A Beginner's Guide To Sharing Your Bed With A New Partner

One of the best things about meeting someone with whom you're totally smitten is sharing your bed with them. Our beds are our ultimate comfort zone, a place where we relax, where we dream, and where we take our box of pizza on those nights when we're feeling extra antisocial and only a 50th viewing of "Pride and Prejudice" will do. Beds are our sanctuary so letting someone share that space with us for not just sex but actually sleeping is kind of a big deal.


But as much as it feels good to be cuddled up in bed with a new partner, sharing a bed all night long isn't without its issues — especially if you've gotten into the habit of sleeping alone à la starfish position. Although a 2021 survey by YouGov found that 66% of people prefer sharing a bed with their partner, there's a reason why the same survey found that 7% of people like sleeping in separate beds and 9% would opt for different bedrooms in their ideal world — because it's not exactly easy! But before you jump into a sleep divorce, as they're called, give the whole sharing-a-bed thing a chance first.

Communicate your differences

While it may not exactly be romantic to discuss sleeping patterns and differences, if you and your partner want to be able to amicably share a bed, then this is a quintessential step in your bed-sharing journey. A big thing to talk about is temperature. Although doctors suggest somewhere between 60 and 67 degrees Fahrenheit as the ideal for sleeping, not only does that seven degrees make a big difference for some people, but that range might not be optimal for everyone. What this means is that if you and your partner can't agree on the same sleeping temperature, someone is going to have to bundle up or strip down.


Another place where sleeping differences collide is with light and noise preferences. Whereas some people prefer a nightlight and sound, like white noise or something similar, others may need total darkness and silence to sleep properly. In these situations, someone is going to have to invest in earplugs and an eye mask, because it's easier to block out light and sound than decide on the perfect amount of it for both partners.

When it comes to these particulars, you'll find yourself using your negotiation and haggling tactics as you and your partner decide who's going to give up what they need and who is able to meet in the middle. Depending on how new your relationship is, this might even be your first official disagreement you'll have to resolve. Congratulations!

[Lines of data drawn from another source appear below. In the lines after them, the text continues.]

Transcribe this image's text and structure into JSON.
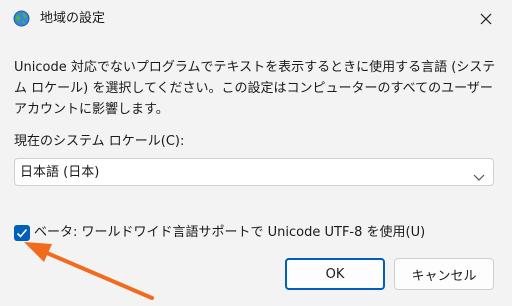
{
  "window": {
    "title": "地域の設定",
    "icon": "globe-icon",
    "close_icon": "close-icon"
  },
  "content": {
    "description": "Unicode 対応でないプログラムでテキストを表示するときに使用する言語 (システム ロケール) を選択してください。この設定はコンピューターのすべてのユーザー アカウントに影響します。",
    "locale_label": "現在のシステム ロケール(C):",
    "locale_selected": "日本語 (日本)",
    "beta_checkbox_label": "ベータ: ワールドワイド言語サポートで Unicode UTF-8 を使用(U)",
    "beta_checked": true
  },
  "buttons": {
    "ok_label": "OK",
    "cancel_label": "キャンセル"
  },
  "annotation": {
    "arrow_color": "#f26b1d"
  },
  "colors": {
    "accent": "#005fb8",
    "background": "#f3f3f3"
  }
}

Invest in proper bedding

If your partner is sleeping in your bed a lot and you know they're going to be there even more because that's just how your relationship is evolving, then it's time to upgrade your mattress and bedding. Even the most madly-in-love couples need their space when they sleep, so looking into a queen-size mattress is something to take into consideration. If you have the space and the funds, you might as well go for a king-size. No matter what becomes of your relationship, you will never regret a king-size mattress. Real talk: the starfish sleeping position never felt so good as it does in a king.


Once you have a mattress that both you and your partner know will deliver the best dreams and even better sleep, it's time for bed linens or, more specifically separate bed linens. Not only do separate blankets and/or sheets prevent blanket-hogging problems, but if temperature difference is something that's plaguing your bedtime routine, then breathable fabrics that are used in cooling sheets and blankets are what you want on your bed. Or at least on the half of the bed of the one who gets hot at night.

Respect each other's schedule

Some people are night owls, some are early birds, and some have to be at Starbucks for their shift, against their will, at 6 a.m. As much as one may want to stay in bed all day cuddling and watching their favorite series on repeat, life beckons and schedules impede glorious hours of laziness. It's here that respecting your partner's schedule, whether it's for work or simply because they can't sleep past 8 a.m. on the weekends, comes into play.


While there are those who prefer to break their habits and try to sync up their sleeping schedules with each other, that's not always a viable option for everyone. Some people just simply can't adjust when they fall asleep and when they wake up. Experts suggest that adults get somewhere between seven and nine hours of sleep, but similar to temperature recommendations for sleeping, that range isn't a good fit for every person out there. Getting the hang of sharing the bed with a new partner takes a lot of give and take, and working around a schedule that might be opposite of yours. 

Learn to accept what you can't change

The number one thing to implement when learning to share your bed with a new partner? Acceptance. People are going to snore, stay up all night, get up at the break of dawn, thrash in their sleep, and hit snooze 20 times every morning. No person is a perfect sleeper and not everyone will master the art of sharing a bed — which is fine! Humans are supposed to be imperfect, they're supposed to be a hassle. But when you meet someone great and fall in love with them, that person becomes your hassle — and you adore the dickens out of your hassle. 


Love means accepting that your partner isn't an ideal specimen. It means accepting their quirks and maybe even the fact that they need the thermostat at 80 degrees every night to sleep. While 80 degrees is certainly nightmarish for many, when it comes to love it's an acceptable idiosyncrasy that you should embrace with open arms — open arms and, perhaps, a fan directed exactly at your head.